Ion Zupcu is a native of Romania, the country where he was born and where he first fell in love with photography. Born in 1960, Zupcu studied photography in the capital of Bucharest and worked in a studio during the 1980s. Early on, Zupcu’s aesthetic interests in photography varied, ranging from landscape photography to still-life compositions beginning in the 1990s. Moving to the United States in 1991, Zupcu’s introduction to the works of salient American photographers like Ansel Adams inspired a passion for photography and a yearning to be technically skillful, not only as a photographer but also as a printer. His extensive body of work uses separate series to explore creative inquiries. From sepia-toned still-life to black and white and later color abstractions, Zupcu uses photography as a time-marking tool, archiving his evolution as an artist through his continued minimalistic explorations. Using a wide variety of materials from flowers, vases, bottles, and eggs to manipulated paper, shadows, architectural molds, and monochromatic sculptures, Ion Zupcu developed cohesive visual frameworks and systemic languages of colors and forms.
“His photographs do not look like their subjects. By aiming his camera at nothing more than paper and light, he dissolves the very idea of the subject. Zupcu’s photographs show us something more than our eyes would see; he shows us what only he can see.” – Jan Staller.
Ion Zupcu has exhibited his work nationally and worldwide, such as in the museum of Fine Arts, Houston, the University of Michigan Museum of Art, and the Lalomita County Museum of Art, Romania.
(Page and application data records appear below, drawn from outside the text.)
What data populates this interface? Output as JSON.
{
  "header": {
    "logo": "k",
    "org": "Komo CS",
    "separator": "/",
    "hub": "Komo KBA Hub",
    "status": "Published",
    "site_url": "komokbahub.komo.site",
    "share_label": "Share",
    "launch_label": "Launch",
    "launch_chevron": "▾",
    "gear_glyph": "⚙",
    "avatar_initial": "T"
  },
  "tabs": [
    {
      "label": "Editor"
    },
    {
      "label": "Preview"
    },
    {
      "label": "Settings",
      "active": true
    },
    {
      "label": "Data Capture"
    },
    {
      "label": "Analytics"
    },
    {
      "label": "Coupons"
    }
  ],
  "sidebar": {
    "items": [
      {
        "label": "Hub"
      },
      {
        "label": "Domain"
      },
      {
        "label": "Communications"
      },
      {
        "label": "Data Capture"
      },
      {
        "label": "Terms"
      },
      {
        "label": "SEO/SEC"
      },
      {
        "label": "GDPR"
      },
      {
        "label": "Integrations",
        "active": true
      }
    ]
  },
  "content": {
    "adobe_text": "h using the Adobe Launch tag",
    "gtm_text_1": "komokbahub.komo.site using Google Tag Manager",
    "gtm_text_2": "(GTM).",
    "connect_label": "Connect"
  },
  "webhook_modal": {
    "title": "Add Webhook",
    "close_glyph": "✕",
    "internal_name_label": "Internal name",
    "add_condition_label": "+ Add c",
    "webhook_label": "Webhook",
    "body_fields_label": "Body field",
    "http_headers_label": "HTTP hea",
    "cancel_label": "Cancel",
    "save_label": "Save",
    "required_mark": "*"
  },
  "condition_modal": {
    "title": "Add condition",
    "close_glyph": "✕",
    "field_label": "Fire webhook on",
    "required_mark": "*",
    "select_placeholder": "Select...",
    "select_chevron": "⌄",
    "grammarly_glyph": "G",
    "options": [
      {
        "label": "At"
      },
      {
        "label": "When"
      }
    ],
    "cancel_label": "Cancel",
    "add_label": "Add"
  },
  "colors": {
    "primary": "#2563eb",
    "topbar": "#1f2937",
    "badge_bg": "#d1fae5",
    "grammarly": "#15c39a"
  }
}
His photographs have been published in B&W Magazine and Lens Work and are part of esteemed private and public collections.